TASK PROMPT: Would you restate all the data that follows, word for word?

ENTRIES PROVIDED:
—————

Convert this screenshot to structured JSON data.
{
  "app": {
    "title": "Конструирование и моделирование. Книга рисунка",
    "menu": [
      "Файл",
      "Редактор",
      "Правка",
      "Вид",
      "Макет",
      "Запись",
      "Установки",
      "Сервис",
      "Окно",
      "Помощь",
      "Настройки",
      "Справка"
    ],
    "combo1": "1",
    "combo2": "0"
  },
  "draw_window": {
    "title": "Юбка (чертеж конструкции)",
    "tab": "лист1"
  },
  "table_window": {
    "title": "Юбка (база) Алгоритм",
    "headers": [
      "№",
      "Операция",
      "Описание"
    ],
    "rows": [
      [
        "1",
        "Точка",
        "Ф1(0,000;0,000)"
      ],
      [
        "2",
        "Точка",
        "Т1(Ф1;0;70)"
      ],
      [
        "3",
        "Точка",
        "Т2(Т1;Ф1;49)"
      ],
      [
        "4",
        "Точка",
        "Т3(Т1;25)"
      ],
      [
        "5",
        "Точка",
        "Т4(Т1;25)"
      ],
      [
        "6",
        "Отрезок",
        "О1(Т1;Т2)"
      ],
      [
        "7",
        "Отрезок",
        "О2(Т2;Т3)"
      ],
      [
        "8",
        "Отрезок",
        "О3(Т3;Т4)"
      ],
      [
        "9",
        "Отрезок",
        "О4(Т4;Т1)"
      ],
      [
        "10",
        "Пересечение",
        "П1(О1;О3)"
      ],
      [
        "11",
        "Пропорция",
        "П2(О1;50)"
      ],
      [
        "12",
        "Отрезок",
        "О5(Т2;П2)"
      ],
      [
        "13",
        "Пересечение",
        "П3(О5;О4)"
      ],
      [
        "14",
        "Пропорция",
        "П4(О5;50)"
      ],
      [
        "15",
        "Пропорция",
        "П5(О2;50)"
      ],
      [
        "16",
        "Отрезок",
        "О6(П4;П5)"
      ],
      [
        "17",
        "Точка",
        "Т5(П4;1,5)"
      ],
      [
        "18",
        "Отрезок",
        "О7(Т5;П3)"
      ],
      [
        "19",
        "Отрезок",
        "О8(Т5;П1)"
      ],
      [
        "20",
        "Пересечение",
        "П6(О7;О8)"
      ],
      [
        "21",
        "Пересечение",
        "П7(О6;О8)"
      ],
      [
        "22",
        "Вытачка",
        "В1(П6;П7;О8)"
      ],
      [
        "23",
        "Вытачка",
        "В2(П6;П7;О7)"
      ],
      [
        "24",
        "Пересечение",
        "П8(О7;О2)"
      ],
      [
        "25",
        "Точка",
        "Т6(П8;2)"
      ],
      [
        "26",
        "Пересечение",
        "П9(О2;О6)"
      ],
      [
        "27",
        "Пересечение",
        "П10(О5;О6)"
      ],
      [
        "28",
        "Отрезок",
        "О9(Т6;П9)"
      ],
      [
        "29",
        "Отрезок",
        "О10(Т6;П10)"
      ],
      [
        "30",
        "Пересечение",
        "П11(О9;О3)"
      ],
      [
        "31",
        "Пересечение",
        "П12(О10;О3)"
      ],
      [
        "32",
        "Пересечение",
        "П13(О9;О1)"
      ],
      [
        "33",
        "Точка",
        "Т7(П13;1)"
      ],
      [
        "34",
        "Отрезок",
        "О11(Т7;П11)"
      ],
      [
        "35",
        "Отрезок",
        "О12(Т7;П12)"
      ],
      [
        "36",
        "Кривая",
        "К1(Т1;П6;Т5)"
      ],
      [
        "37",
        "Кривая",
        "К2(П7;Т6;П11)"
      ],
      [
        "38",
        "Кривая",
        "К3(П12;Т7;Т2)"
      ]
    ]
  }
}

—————

THE COMPLETED TASK:
Convert this screenshot to structured JSON data.
{
  "app": {
    "title": "Конструирование и моделирование. Книга рисунка",
    "menu": [
      "Файл",
      "Редактор",
      "Правка",
      "Вид",
      "Макет",
      "Запись",
      "Установки",
      "Сервис",
      "Окно",
      "Помощь",
      "Настройки",
      "Справка"
    ],
    "combo1": "1",
    "combo2": "0"
  },
  "draw_window": {
    "title": "Юбка (чертеж конструкции)",
    "tab": "лист1"
  },
  "table_window": {
    "title": "Юбка (база) Алгоритм",
    "headers": [
      "№",
      "Операция",
      "Описание"
    ],
    "rows": [
      [
        "1",
        "Точка",
        "Ф1(0,000;0,000)"
      ],
      [
        "2",
        "Точка",
        "Т1(Ф1;0;70)"
      ],
      [
        "3",
        "Точка",
        "Т2(Т1;Ф1;49)"
      ],
      [
        "4",
        "Точка",
        "Т3(Т1;25)"
      ],
      [
        "5",
        "Точка",
        "Т4(Т1;25)"
      ],
      [
        "6",
        "Отрезок",
        "О1(Т1;Т2)"
      ],
      [
        "7",
        "Отрезок",
        "О2(Т2;Т3)"
      ],
      [
        "8",
        "Отрезок",
        "О3(Т3;Т4)"
      ],
      [
        "9",
        "Отрезок",
        "О4(Т4;Т1)"
      ],
      [
        "10",
        "Пересечение",
        "П1(О1;О3)"
      ],
      [
        "11",
        "Пропорция",
        "П2(О1;50)"
      ],
      [
        "12",
        "Отрезок",
        "О5(Т2;П2)"
      ],
      [
        "13",
        "Пересечение",
        "П3(О5;О4)"
      ],
      [
        "14",
        "Пропорция",
        "П4(О5;50)"
      ],
      [
        "15",
        "Пропорция",
        "П5(О2;50)"
      ],
      [
        "16",
        "Отрезок",
        "О6(П4;П5)"
      ],
      [
        "17",
        "Точка",
        "Т5(П4;1,5)"
      ],
      [
        "18",
        "Отрезок",
        "О7(Т5;П3)"
      ],
      [
        "19",
        "Отрезок",
        "О8(Т5;П1)"
      ],
      [
        "20",
        "Пересечение",
        "П6(О7;О8)"
      ],
      [
        "21",
        "Пересечение",
        "П7(О6;О8)"
      ],
      [
        "22",
        "Вытачка",
        "В1(П6;П7;О8)"
      ],
      [
        "23",
        "Вытачка",
        "В2(П6;П7;О7)"
      ],
      [
        "24",
        "Пересечение",
        "П8(О7;О2)"
      ],
      [
        "25",
        "Точка",
        "Т6(П8;2)"
      ],
      [
        "26",
        "Пересечение",
        "П9(О2;О6)"
      ],
      [
        "27",
        "Пересечение",
        "П10(О5;О6)"
      ],
      [
        "28",
        "Отрезок",
        "О9(Т6;П9)"
      ],
      [
        "29",
        "Отрезок",
        "О10(Т6;П10)"
      ],
      [
        "30",
        "Пересечение",
        "П11(О9;О3)"
      ],
      [
        "31",
        "Пересечение",
        "П12(О10;О3)"
      ],
      [
        "32",
        "Пересечение",
        "П13(О9;О1)"
      ],
      [
        "33",
        "Точка",
        "Т7(П13;1)"
      ],
      [
        "34",
        "Отрезок",
        "О11(Т7;П11)"
      ],
      [
        "35",
        "Отрезок",
        "О12(Т7;П12)"
      ],
      [
        "36",
        "Кривая",
        "К1(Т1;П6;Т5)"
      ],
      [
        "37",
        "Кривая",
        "К2(П7;Т6;П11)"
      ],
      [
        "38",
        "Кривая",
        "К3(П12;Т7;Т2)"
      ]
    ]
  }
}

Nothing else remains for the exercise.